(Items from an interface collection)
•••••

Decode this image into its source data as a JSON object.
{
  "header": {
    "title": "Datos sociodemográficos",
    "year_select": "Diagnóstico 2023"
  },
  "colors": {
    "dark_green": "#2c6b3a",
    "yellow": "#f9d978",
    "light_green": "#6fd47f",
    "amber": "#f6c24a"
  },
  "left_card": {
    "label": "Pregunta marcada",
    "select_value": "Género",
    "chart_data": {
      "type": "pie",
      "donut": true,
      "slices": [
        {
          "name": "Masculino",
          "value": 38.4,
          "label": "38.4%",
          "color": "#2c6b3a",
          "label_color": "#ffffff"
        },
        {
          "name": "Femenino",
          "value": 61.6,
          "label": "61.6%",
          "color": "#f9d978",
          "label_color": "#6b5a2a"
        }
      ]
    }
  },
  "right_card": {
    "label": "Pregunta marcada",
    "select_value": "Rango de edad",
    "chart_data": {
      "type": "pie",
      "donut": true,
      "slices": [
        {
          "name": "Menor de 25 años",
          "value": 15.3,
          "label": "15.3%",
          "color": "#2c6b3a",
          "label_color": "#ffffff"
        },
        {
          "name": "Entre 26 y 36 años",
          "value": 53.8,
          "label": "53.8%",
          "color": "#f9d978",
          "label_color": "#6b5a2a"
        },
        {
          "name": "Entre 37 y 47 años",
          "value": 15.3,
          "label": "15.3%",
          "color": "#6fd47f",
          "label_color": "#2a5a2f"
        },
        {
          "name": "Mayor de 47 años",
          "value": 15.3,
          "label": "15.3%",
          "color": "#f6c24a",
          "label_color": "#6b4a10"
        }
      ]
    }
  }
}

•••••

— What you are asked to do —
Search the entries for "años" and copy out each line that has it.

— Output —
          "name": "Menor de 25 años",
          "name": "Entre 26 y 36 años",
          "name": "Entre 37 y 47 años",
          "name": "Mayor de 47 años",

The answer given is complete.